abnegation. She had danced to his piping and wept at his mourning: she had been his companion—he had never been hers. At first she had asked nothing better—a peculiarity in woman's love—at first; but, as time went on, the desire to pipe a note or two and mourn just a sigh or so on her own account was often fierce, not to be subdued, a little desperate. Still, he had been kind to her, and faithful according to his lights. She glanced at her easel, but she was in no mood for work that day. She amused herself looking through an old sketch-book. She found page after page of Richard smoking, Richard sleeping, Richard laughing, Richard scowling, Richard standing, Richard sitting, Richard reading, Richard profile, Richard full-face, Richard three-quarters, Richard back-view. Four of them she rubbed out. She was about to rub out a fifth, when she burst into tears.

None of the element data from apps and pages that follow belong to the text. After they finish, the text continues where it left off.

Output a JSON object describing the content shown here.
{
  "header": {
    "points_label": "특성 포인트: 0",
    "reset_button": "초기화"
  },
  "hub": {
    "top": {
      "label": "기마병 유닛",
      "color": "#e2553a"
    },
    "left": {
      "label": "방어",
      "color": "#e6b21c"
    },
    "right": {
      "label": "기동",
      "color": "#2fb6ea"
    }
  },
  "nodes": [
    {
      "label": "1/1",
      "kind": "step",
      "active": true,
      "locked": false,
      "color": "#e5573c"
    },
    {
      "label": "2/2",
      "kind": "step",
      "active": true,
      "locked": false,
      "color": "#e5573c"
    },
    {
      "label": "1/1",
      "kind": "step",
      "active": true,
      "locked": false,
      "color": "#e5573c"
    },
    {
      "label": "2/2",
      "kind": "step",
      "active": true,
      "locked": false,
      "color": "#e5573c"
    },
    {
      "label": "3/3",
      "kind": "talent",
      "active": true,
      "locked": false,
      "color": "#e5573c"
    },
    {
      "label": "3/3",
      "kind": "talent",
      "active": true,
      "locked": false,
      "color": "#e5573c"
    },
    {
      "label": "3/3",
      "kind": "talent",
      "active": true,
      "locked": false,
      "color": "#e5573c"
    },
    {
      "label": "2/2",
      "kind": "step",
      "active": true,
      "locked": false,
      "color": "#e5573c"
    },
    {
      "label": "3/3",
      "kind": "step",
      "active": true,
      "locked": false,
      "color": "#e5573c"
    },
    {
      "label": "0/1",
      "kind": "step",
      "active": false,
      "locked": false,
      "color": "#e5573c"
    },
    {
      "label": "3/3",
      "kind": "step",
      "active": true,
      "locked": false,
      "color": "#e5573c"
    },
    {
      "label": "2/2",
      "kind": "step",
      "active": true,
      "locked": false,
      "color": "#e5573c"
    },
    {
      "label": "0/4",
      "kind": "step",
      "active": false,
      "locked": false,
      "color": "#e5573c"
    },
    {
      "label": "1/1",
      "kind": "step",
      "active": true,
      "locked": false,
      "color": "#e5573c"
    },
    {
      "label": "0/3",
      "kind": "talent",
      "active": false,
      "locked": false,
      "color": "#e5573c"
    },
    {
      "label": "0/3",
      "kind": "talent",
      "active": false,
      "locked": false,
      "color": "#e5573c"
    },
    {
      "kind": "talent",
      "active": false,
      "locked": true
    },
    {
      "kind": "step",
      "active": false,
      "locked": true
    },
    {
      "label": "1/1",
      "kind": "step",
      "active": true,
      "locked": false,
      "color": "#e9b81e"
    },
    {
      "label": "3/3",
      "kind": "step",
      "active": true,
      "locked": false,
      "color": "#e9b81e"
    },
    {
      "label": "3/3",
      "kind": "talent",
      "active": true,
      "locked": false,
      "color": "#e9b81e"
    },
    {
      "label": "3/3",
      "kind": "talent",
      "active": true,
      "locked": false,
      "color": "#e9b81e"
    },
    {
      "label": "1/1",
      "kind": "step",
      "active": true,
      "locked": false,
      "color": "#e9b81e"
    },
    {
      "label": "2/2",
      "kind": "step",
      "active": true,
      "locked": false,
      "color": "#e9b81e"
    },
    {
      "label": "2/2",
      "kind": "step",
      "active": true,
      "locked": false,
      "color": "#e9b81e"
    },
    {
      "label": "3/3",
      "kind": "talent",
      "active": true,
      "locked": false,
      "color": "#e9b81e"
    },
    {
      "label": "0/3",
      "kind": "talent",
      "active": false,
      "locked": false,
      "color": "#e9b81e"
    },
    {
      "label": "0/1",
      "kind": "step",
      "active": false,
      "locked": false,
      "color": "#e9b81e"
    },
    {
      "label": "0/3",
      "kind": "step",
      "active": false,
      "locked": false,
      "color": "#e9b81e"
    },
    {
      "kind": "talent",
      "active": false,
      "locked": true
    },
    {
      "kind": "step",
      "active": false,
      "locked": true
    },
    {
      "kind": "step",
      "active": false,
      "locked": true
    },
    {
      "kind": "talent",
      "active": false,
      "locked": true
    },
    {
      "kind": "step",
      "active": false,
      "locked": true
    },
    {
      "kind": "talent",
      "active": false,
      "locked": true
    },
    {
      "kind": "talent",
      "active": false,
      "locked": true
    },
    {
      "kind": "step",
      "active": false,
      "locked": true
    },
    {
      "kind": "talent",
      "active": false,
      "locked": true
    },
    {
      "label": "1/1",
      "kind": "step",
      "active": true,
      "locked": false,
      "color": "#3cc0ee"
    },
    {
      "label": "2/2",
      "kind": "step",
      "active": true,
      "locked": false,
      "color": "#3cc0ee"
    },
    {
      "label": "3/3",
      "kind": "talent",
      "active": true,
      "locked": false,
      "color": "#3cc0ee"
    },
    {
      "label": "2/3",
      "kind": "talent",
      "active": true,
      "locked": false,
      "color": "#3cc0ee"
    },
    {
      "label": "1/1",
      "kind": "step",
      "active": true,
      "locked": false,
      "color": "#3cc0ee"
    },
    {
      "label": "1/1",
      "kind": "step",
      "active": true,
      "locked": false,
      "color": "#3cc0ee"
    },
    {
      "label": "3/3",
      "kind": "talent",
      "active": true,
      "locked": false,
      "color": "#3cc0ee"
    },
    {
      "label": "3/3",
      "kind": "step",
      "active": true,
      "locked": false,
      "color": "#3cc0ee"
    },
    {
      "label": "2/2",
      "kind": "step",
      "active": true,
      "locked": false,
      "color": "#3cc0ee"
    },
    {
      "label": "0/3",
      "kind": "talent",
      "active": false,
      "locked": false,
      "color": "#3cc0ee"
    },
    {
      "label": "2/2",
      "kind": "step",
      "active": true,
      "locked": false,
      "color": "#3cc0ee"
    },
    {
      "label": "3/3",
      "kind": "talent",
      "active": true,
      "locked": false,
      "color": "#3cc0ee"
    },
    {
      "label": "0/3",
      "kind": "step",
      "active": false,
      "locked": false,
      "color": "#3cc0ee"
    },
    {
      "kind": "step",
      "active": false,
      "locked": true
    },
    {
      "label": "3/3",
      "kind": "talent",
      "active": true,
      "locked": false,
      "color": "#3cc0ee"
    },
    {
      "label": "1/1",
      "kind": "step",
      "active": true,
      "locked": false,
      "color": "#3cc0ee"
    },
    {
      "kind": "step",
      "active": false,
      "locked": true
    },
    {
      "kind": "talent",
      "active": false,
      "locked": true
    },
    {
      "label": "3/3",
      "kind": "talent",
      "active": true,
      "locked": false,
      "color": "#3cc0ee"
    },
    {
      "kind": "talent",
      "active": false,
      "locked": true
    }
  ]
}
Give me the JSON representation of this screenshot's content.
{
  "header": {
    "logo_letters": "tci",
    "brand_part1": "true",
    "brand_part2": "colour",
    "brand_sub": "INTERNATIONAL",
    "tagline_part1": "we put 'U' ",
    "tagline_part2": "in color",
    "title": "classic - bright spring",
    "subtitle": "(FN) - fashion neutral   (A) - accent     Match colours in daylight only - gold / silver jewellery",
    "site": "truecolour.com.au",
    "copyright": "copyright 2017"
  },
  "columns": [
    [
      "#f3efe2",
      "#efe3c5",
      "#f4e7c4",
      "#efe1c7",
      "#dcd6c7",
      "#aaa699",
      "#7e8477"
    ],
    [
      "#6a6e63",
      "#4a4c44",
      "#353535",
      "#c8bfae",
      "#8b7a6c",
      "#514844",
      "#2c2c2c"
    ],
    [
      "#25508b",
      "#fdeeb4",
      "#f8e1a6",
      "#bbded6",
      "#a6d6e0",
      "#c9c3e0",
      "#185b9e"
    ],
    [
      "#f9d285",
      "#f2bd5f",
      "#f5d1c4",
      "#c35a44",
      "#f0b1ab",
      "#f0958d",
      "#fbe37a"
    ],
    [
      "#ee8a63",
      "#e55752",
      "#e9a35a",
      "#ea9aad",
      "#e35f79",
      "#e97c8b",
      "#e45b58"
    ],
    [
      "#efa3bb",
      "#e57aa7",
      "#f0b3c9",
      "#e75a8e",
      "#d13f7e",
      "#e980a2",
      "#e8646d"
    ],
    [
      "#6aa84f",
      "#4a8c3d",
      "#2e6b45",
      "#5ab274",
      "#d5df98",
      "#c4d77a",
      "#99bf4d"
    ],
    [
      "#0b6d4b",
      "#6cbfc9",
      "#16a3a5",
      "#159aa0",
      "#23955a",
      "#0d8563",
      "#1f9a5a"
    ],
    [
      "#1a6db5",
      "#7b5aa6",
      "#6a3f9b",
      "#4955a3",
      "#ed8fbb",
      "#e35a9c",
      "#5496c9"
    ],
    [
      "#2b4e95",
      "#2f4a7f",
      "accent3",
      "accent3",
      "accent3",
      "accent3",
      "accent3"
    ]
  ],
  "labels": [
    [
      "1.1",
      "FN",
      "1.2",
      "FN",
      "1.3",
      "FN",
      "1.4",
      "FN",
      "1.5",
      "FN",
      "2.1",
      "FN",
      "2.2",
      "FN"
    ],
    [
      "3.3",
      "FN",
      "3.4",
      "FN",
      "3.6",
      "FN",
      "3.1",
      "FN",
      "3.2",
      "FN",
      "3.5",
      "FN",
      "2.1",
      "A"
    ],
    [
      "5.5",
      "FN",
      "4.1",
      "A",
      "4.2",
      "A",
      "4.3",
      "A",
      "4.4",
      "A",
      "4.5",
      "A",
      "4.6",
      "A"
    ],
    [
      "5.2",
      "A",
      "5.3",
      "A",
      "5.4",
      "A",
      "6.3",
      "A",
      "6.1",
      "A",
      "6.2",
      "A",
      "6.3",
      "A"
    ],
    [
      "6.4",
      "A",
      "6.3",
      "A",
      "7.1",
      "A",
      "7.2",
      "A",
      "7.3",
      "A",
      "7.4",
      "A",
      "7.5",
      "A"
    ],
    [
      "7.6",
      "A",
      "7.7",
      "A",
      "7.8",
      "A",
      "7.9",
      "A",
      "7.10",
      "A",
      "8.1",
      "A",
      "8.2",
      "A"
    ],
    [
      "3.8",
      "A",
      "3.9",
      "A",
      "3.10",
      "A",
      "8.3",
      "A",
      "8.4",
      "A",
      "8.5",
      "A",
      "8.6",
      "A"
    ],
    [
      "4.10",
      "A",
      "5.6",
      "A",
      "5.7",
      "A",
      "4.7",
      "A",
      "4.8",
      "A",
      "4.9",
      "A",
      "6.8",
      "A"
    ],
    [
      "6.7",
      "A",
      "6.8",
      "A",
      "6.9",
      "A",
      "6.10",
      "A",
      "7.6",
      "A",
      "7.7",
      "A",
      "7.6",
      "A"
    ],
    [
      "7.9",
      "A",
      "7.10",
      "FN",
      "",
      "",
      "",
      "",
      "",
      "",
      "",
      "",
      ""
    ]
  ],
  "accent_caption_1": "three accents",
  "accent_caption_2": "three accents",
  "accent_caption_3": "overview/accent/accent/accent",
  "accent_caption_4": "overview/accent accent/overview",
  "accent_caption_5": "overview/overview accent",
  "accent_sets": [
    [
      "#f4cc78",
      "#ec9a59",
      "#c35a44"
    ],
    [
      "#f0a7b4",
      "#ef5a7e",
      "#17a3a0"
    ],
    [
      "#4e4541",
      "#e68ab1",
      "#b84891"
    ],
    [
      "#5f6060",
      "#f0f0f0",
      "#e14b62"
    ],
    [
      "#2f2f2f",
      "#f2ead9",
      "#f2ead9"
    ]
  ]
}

Page:Tales of John Oliver Hobbes.djvu/159
This page has been validated.